- _What to produce_
The whole listing below is to be output exactly, with no line skipped.

- _Given data_
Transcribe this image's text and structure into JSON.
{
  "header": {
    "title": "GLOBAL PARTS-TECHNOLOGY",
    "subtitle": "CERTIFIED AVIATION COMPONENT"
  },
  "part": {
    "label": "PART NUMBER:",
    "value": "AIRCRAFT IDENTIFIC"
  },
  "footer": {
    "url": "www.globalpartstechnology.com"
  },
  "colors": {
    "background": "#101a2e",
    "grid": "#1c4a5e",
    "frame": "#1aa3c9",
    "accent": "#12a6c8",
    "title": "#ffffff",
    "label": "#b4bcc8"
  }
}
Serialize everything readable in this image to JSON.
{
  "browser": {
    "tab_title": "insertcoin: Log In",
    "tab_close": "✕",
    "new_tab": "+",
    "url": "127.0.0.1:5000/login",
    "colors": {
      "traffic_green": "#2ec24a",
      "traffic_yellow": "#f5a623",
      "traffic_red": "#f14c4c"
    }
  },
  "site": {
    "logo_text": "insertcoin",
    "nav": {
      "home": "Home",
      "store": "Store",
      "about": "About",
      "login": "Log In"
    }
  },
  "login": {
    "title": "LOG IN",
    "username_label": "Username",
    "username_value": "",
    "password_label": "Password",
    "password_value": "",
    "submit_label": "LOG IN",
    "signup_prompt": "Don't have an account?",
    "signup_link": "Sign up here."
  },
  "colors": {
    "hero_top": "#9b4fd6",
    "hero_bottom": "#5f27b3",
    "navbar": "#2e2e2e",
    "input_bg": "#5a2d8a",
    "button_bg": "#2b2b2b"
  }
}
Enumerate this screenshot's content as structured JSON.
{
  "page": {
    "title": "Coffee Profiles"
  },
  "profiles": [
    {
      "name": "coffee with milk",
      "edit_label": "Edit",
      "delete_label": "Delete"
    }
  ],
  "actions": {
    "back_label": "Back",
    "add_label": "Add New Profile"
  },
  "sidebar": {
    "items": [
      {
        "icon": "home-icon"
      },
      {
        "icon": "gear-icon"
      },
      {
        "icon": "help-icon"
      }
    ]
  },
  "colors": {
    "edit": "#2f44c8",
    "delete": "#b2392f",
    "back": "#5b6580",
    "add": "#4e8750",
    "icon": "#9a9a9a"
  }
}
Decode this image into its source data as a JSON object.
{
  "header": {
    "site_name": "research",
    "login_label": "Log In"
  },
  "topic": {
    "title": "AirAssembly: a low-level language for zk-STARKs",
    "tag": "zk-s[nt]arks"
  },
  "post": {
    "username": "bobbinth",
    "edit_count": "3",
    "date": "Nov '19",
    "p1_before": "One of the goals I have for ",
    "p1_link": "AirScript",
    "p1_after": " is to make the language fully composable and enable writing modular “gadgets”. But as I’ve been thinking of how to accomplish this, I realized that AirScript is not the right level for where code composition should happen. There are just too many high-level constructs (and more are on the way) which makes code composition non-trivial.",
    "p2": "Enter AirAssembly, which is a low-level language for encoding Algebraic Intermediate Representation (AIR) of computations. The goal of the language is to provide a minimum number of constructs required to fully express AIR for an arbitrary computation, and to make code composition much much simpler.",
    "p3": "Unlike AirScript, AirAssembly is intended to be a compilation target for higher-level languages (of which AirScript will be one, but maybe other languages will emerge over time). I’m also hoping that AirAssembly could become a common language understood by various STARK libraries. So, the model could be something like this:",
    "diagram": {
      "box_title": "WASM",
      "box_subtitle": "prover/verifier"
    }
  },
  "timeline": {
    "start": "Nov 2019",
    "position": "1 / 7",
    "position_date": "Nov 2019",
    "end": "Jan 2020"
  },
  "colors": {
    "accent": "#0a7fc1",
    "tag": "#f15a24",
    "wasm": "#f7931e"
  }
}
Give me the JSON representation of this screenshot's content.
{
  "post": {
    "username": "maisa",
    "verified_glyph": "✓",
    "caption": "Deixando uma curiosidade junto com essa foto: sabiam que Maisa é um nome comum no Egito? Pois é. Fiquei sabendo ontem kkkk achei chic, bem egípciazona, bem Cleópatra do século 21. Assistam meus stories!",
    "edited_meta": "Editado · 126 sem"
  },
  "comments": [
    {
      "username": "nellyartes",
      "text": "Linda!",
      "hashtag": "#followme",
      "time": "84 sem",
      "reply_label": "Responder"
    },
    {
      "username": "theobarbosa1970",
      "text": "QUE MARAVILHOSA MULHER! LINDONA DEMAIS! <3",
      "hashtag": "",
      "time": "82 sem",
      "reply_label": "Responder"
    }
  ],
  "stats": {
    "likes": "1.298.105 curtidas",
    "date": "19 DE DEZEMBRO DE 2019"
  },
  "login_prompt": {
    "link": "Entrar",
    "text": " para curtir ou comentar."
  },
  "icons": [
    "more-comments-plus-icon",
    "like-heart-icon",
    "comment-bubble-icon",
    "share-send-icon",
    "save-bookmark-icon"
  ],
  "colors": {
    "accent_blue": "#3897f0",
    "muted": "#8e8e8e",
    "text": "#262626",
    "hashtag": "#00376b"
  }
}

- _Your solution_
Transcribe this image's text and structure into JSON.
{
  "header": {
    "title": "GLOBAL PARTS-TECHNOLOGY",
    "subtitle": "CERTIFIED AVIATION COMPONENT"
  },
  "part": {
    "label": "PART NUMBER:",
    "value": "AIRCRAFT IDENTIFIC"
  },
  "footer": {
    "url": "www.globalpartstechnology.com"
  },
  "colors": {
    "background": "#101a2e",
    "grid": "#1c4a5e",
    "frame": "#1aa3c9",
    "accent": "#12a6c8",
    "title": "#ffffff",
    "label": "#b4bcc8"
  }
}
Serialize everything readable in this image to JSON.
{
  "browser": {
    "tab_title": "insertcoin: Log In",
    "tab_close": "✕",
    "new_tab": "+",
    "url": "127.0.0.1:5000/login",
    "colors": {
      "traffic_green": "#2ec24a",
      "traffic_yellow": "#f5a623",
      "traffic_red": "#f14c4c"
    }
  },
  "site": {
    "logo_text": "insertcoin",
    "nav": {
      "home": "Home",
      "store": "Store",
      "about": "About",
      "login": "Log In"
    }
  },
  "login": {
    "title": "LOG IN",
    "username_label": "Username",
    "username_value": "",
    "password_label": "Password",
    "password_value": "",
    "submit_label": "LOG IN",
    "signup_prompt": "Don't have an account?",
    "signup_link": "Sign up here."
  },
  "colors": {
    "hero_top": "#9b4fd6",
    "hero_bottom": "#5f27b3",
    "navbar": "#2e2e2e",
    "input_bg": "#5a2d8a",
    "button_bg": "#2b2b2b"
  }
}
Enumerate this screenshot's content as structured JSON.
{
  "page": {
    "title": "Coffee Profiles"
  },
  "profiles": [
    {
      "name": "coffee with milk",
      "edit_label": "Edit",
      "delete_label": "Delete"
    }
  ],
  "actions": {
    "back_label": "Back",
    "add_label": "Add New Profile"
  },
  "sidebar": {
    "items": [
      {
        "icon": "home-icon"
      },
      {
        "icon": "gear-icon"
      },
      {
        "icon": "help-icon"
      }
    ]
  },
  "colors": {
    "edit": "#2f44c8",
    "delete": "#b2392f",
    "back": "#5b6580",
    "add": "#4e8750",
    "icon": "#9a9a9a"
  }
}
Decode this image into its source data as a JSON object.
{
  "header": {
    "site_name": "research",
    "login_label": "Log In"
  },
  "topic": {
    "title": "AirAssembly: a low-level language for zk-STARKs",
    "tag": "zk-s[nt]arks"
  },
  "post": {
    "username": "bobbinth",
    "edit_count": "3",
    "date": "Nov '19",
    "p1_before": "One of the goals I have for ",
    "p1_link": "AirScript",
    "p1_after": " is to make the language fully composable and enable writing modular “gadgets”. But as I’ve been thinking of how to accomplish this, I realized that AirScript is not the right level for where code composition should happen. There are just too many high-level constructs (and more are on the way) which makes code composition non-trivial.",
    "p2": "Enter AirAssembly, which is a low-level language for encoding Algebraic Intermediate Representation (AIR) of computations. The goal of the language is to provide a minimum number of constructs required to fully express AIR for an arbitrary computation, and to make code composition much much simpler.",
    "p3": "Unlike AirScript, AirAssembly is intended to be a compilation target for higher-level languages (of which AirScript will be one, but maybe other languages will emerge over time). I’m also hoping that AirAssembly could become a common language understood by various STARK libraries. So, the model could be something like this:",
    "diagram": {
      "box_title": "WASM",
      "box_subtitle": "prover/verifier"
    }
  },
  "timeline": {
    "start": "Nov 2019",
    "position": "1 / 7",
    "position_date": "Nov 2019",
    "end": "Jan 2020"
  },
  "colors": {
    "accent": "#0a7fc1",
    "tag": "#f15a24",
    "wasm": "#f7931e"
  }
}
Give me the JSON representation of this screenshot's content.
{
  "post": {
    "username": "maisa",
    "verified_glyph": "✓",
    "caption": "Deixando uma curiosidade junto com essa foto: sabiam que Maisa é um nome comum no Egito? Pois é. Fiquei sabendo ontem kkkk achei chic, bem egípciazona, bem Cleópatra do século 21. Assistam meus stories!",
    "edited_meta": "Editado · 126 sem"
  },
  "comments": [
    {
      "username": "nellyartes",
      "text": "Linda!",
      "hashtag": "#followme",
      "time": "84 sem",
      "reply_label": "Responder"
    },
    {
      "username": "theobarbosa1970",
      "text": "QUE MARAVILHOSA MULHER! LINDONA DEMAIS! <3",
      "hashtag": "",
      "time": "82 sem",
      "reply_label": "Responder"
    }
  ],
  "stats": {
    "likes": "1.298.105 curtidas",
    "date": "19 DE DEZEMBRO DE 2019"
  },
  "login_prompt": {
    "link": "Entrar",
    "text": " para curtir ou comentar."
  },
  "icons": [
    "more-comments-plus-icon",
    "like-heart-icon",
    "comment-bubble-icon",
    "share-send-icon",
    "save-bookmark-icon"
  ],
  "colors": {
    "accent_blue": "#3897f0",
    "muted": "#8e8e8e",
    "text": "#262626",
    "hashtag": "#00376b"
  }
}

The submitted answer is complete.